WORK ORDER: All records are to be restated exactly, each line as it reads.

Website and app data records

-- -- --

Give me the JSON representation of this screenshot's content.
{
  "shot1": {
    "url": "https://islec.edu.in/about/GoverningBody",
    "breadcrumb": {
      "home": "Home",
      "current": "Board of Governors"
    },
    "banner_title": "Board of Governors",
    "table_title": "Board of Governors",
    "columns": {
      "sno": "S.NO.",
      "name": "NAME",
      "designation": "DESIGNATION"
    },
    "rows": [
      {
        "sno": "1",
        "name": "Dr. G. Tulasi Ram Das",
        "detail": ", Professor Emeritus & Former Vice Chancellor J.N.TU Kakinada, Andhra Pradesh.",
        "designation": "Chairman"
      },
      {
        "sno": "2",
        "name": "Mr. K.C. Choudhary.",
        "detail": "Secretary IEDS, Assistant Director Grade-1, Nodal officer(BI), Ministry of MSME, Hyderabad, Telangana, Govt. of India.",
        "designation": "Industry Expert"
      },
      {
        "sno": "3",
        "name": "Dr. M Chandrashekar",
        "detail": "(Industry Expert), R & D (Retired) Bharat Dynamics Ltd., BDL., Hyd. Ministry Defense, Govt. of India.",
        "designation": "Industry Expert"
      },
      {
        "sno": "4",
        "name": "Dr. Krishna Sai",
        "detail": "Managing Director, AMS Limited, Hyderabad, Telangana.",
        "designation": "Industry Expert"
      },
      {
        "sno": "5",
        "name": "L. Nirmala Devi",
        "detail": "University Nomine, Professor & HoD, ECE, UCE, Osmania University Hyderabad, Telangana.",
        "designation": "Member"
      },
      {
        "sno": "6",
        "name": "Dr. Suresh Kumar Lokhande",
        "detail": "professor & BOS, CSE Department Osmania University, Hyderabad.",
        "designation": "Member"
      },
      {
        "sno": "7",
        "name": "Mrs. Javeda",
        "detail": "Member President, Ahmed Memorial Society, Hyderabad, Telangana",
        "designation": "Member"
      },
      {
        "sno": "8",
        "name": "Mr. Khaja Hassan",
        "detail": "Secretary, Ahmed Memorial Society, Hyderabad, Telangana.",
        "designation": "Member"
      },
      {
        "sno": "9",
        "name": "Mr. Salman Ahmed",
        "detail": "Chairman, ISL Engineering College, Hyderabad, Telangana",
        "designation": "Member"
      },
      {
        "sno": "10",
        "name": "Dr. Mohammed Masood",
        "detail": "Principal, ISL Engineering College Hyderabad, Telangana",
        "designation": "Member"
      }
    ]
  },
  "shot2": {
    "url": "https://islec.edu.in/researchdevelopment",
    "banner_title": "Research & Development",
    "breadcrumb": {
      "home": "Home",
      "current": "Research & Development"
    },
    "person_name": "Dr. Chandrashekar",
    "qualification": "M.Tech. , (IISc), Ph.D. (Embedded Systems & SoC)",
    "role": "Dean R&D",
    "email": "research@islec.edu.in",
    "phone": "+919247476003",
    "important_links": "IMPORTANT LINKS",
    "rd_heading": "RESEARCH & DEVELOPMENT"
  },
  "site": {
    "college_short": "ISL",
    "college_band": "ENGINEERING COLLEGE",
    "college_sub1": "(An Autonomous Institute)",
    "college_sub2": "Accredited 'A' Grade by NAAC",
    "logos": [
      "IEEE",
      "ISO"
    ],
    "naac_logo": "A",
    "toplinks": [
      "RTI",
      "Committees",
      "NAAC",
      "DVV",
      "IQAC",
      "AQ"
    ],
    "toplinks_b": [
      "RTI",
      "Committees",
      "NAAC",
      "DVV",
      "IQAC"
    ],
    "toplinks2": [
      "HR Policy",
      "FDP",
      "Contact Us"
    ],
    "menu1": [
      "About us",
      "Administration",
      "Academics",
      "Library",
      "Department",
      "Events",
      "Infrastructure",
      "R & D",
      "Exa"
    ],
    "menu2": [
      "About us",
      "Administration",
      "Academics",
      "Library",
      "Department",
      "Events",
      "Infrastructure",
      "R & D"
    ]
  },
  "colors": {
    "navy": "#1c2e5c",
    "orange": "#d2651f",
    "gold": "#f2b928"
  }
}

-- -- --

EXPECTED ANSWER:
Give me the JSON representation of this screenshot's content.
{
  "shot1": {
    "url": "https://islec.edu.in/about/GoverningBody",
    "breadcrumb": {
      "home": "Home",
      "current": "Board of Governors"
    },
    "banner_title": "Board of Governors",
    "table_title": "Board of Governors",
    "columns": {
      "sno": "S.NO.",
      "name": "NAME",
      "designation": "DESIGNATION"
    },
    "rows": [
      {
        "sno": "1",
        "name": "Dr. G. Tulasi Ram Das",
        "detail": ", Professor Emeritus & Former Vice Chancellor J.N.TU Kakinada, Andhra Pradesh.",
        "designation": "Chairman"
      },
      {
        "sno": "2",
        "name": "Mr. K.C. Choudhary.",
        "detail": "Secretary IEDS, Assistant Director Grade-1, Nodal officer(BI), Ministry of MSME, Hyderabad, Telangana, Govt. of India.",
        "designation": "Industry Expert"
      },
      {
        "sno": "3",
        "name": "Dr. M Chandrashekar",
        "detail": "(Industry Expert), R & D (Retired) Bharat Dynamics Ltd., BDL., Hyd. Ministry Defense, Govt. of India.",
        "designation": "Industry Expert"
      },
      {
        "sno": "4",
        "name": "Dr. Krishna Sai",
        "detail": "Managing Director, AMS Limited, Hyderabad, Telangana.",
        "designation": "Industry Expert"
      },
      {
        "sno": "5",
        "name": "L. Nirmala Devi",
        "detail": "University Nomine, Professor & HoD, ECE, UCE, Osmania University Hyderabad, Telangana.",
        "designation": "Member"
      },
      {
        "sno": "6",
        "name": "Dr. Suresh Kumar Lokhande",
        "detail": "professor & BOS, CSE Department Osmania University, Hyderabad.",
        "designation": "Member"
      },
      {
        "sno": "7",
        "name": "Mrs. Javeda",
        "detail": "Member President, Ahmed Memorial Society, Hyderabad, Telangana",
        "designation": "Member"
      },
      {
        "sno": "8",
        "name": "Mr. Khaja Hassan",
        "detail": "Secretary, Ahmed Memorial Society, Hyderabad, Telangana.",
        "designation": "Member"
      },
      {
        "sno": "9",
        "name": "Mr. Salman Ahmed",
        "detail": "Chairman, ISL Engineering College, Hyderabad, Telangana",
        "designation": "Member"
      },
      {
        "sno": "10",
        "name": "Dr. Mohammed Masood",
        "detail": "Principal, ISL Engineering College Hyderabad, Telangana",
        "designation": "Member"
      }
    ]
  },
  "shot2": {
    "url": "https://islec.edu.in/researchdevelopment",
    "banner_title": "Research & Development",
    "breadcrumb": {
      "home": "Home",
      "current": "Research & Development"
    },
    "person_name": "Dr. Chandrashekar",
    "qualification": "M.Tech. , (IISc), Ph.D. (Embedded Systems & SoC)",
    "role": "Dean R&D",
    "email": "research@islec.edu.in",
    "phone": "+919247476003",
    "important_links": "IMPORTANT LINKS",
    "rd_heading": "RESEARCH & DEVELOPMENT"
  },
  "site": {
    "college_short": "ISL",
    "college_band": "ENGINEERING COLLEGE",
    "college_sub1": "(An Autonomous Institute)",
    "college_sub2": "Accredited 'A' Grade by NAAC",
    "logos": [
      "IEEE",
      "ISO"
    ],
    "naac_logo": "A",
    "toplinks": [
      "RTI",
      "Committees",
      "NAAC",
      "DVV",
      "IQAC",
      "AQ"
    ],
    "toplinks_b": [
      "RTI",
      "Committees",
      "NAAC",
      "DVV",
      "IQAC"
    ],
    "toplinks2": [
      "HR Policy",
      "FDP",
      "Contact Us"
    ],
    "menu1": [
      "About us",
      "Administration",
      "Academics",
      "Library",
      "Department",
      "Events",
      "Infrastructure",
      "R & D",
      "Exa"
    ],
    "menu2": [
      "About us",
      "Administration",
      "Academics",
      "Library",
      "Department",
      "Events",
      "Infrastructure",
      "R & D"
    ]
  },
  "colors": {
    "navy": "#1c2e5c",
    "orange": "#d2651f",
    "gold": "#f2b928"
  }
}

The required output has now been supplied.